When it comes to a traditional public school like Jefferson, Villarrubia said that school choice still applies in a way.
“Being a parent of a 13- and 14-year-old, I’ve moved three times based on where I wanted my kids to go to school,” she said. “So there is some choice.”
Regardless, she takes great pains to make sure that parents and students are happy to be at her school.
If parents are unhappy with a teacher, she will meet with them to talk about the issues. She’ll meet with the teacher and come up with a plan. After a few weeks, if it’s still not a good fit, she will move the student to another classroom. She can do that because she has at least five classrooms at every grade.
That’s something you can’t do at every level, but in elementary school, principals still have that flexibility, she said.
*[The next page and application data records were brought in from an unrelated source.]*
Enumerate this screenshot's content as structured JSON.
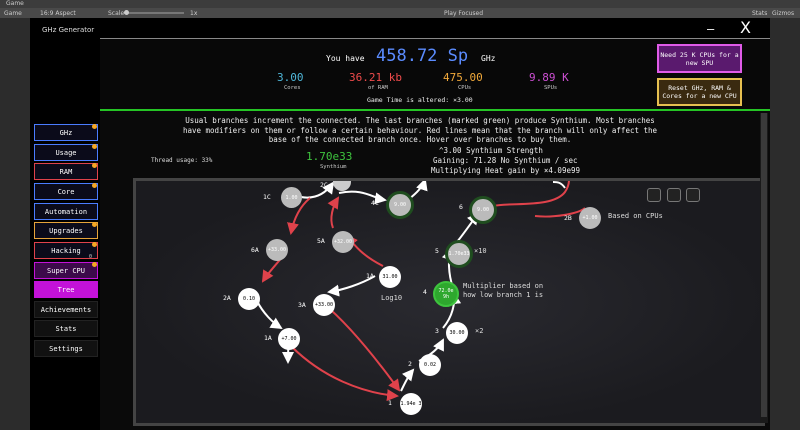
{
  "editor": {
    "game_tab": "Game",
    "game_mode": "Game",
    "aspect": "16:9 Aspect",
    "scale_label": "Scale",
    "scale_value": "1x",
    "play_focused": "Play Focused",
    "stats": "Stats",
    "gizmos": "Gizmos"
  },
  "app": {
    "title": "GHz Generator",
    "close": "X",
    "minimize": "—"
  },
  "resources": {
    "you_have": "You have",
    "amount": "458.72 Sp",
    "unit": "GHz",
    "cores_value": "3.00",
    "cores_label": "Cores",
    "ram_value": "36.21 kb",
    "ram_label": "of RAM",
    "cpus_value": "475.00",
    "cpus_label": "CPUs",
    "spus_value": "9.89 K",
    "spus_label": "SPUs",
    "game_time": "Game Time is altered: ×3.00",
    "btn_need_cpus": "Need 25 K CPUs for a new SPU",
    "btn_reset": "Reset GHz, RAM & Cores for a new CPU"
  },
  "nav": {
    "items": [
      {
        "label": "GHz"
      },
      {
        "label": "Usage"
      },
      {
        "label": "RAM"
      },
      {
        "label": "Core"
      },
      {
        "label": "Automation"
      },
      {
        "label": "Upgrades"
      },
      {
        "label": "Hacking"
      },
      {
        "label": "Super CPU"
      },
      {
        "label": "Tree"
      },
      {
        "label": "Achievements"
      },
      {
        "label": "Stats"
      },
      {
        "label": "Settings"
      }
    ],
    "hacking_badge": "0"
  },
  "tree_page": {
    "description": "Usual branches increment the connected. The last branches (marked green) produce Synthium. Most branches have modifiers on them or follow a certain behaviour. Red lines mean that the branch will only affect the base of the connected branch once. Hover over branches to buy them.",
    "thread_usage": "Thread usage: 33%",
    "synthium_value": "1.70e33",
    "synthium_label": "Synthium",
    "strength": "^3.00 Synthium Strength",
    "gaining": "Gaining: 71.28 No Synthium / sec",
    "multiplying": "Multiplying Heat gain by ×4.09e99"
  },
  "nodes": [
    {
      "label": "1C",
      "value": "1.00"
    },
    {
      "label": "2C",
      "value": ""
    },
    {
      "label": "4C",
      "value": "9.00"
    },
    {
      "label": "6",
      "value": "9.00"
    },
    {
      "label": "2B",
      "value": "+1.00"
    },
    {
      "label": "6A",
      "value": "+33.00"
    },
    {
      "label": "5A",
      "value": "+32.00"
    },
    {
      "label": "5",
      "value": "1.70e33"
    },
    {
      "label": "1A",
      "value": "31.00"
    },
    {
      "label": "2A",
      "value": "0.10"
    },
    {
      "label": "3A",
      "value": "+33.00"
    },
    {
      "label": "4",
      "value": "72.0e 9h"
    },
    {
      "label": "3",
      "value": "30.00"
    },
    {
      "label": "1A",
      "value": "+7.00"
    },
    {
      "label": "2",
      "value": "0.02"
    },
    {
      "label": "1",
      "value": "1.94e 3"
    }
  ],
  "node_notes": {
    "based_on_cpus": "Based on CPUs",
    "x10": "×10",
    "log10": "Log10",
    "x2": "×2",
    "multiplier": "Multiplier based on how low branch 1 is"
  },
  "colors": {
    "accent_blue": "#5b8cff",
    "green_line": "#25c425",
    "cores": "#4fb6d8",
    "ram": "#ee4b4b",
    "cpus": "#f0a83a",
    "spus": "#cc4fd2",
    "synthium": "#3ec43e",
    "tree_active": "#c312d8"
  }
}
“I want them to be in school for a very long time, and if you don’t help them to love school now, it’s going to be really hard to learn to love school in middle school and high school,” she said.
Second-grade teacher Wendy Shelton has worked in the district for 15 years and has been at Jefferson for five. One of the things she says she likes about the school is its diversity.
“You have children who have parents who are lawyers, and you have children who have just arrived from other countries,” she said. “So I believe that the children get a really well-rounded education in how to accept others.”
To her, school choice is giving parents the ability to make the right choice for their children. In the case of Guilford, she said, if a child wants to focus on art, science, International Baccalaureate, and more, a traditional public school can be that best option.
“That’s something you can find within the county, which is pretty spectacular because not all districts have the choices that Guilford County gives,” she said.
For Kelly Castevens, an instructional coach for second and third grade at the school, it’s the administration that makes the school special.
“I love Jefferson Elementary,” she said. “I love our leadership. Our administration team is amazing.”
She said the administration operates under a philosophy of distributive leadership, giving a lot of opportunities to teachers and helping them feel empowered.
For Villarrubia, all of her efforts come down to one thing: making sure students are happy.
“To me I tell our staff that elementary school should be like Disney Land,” she said. “This is our chance to get them to love school. As soon as they walk in the door, it should be their happy place.”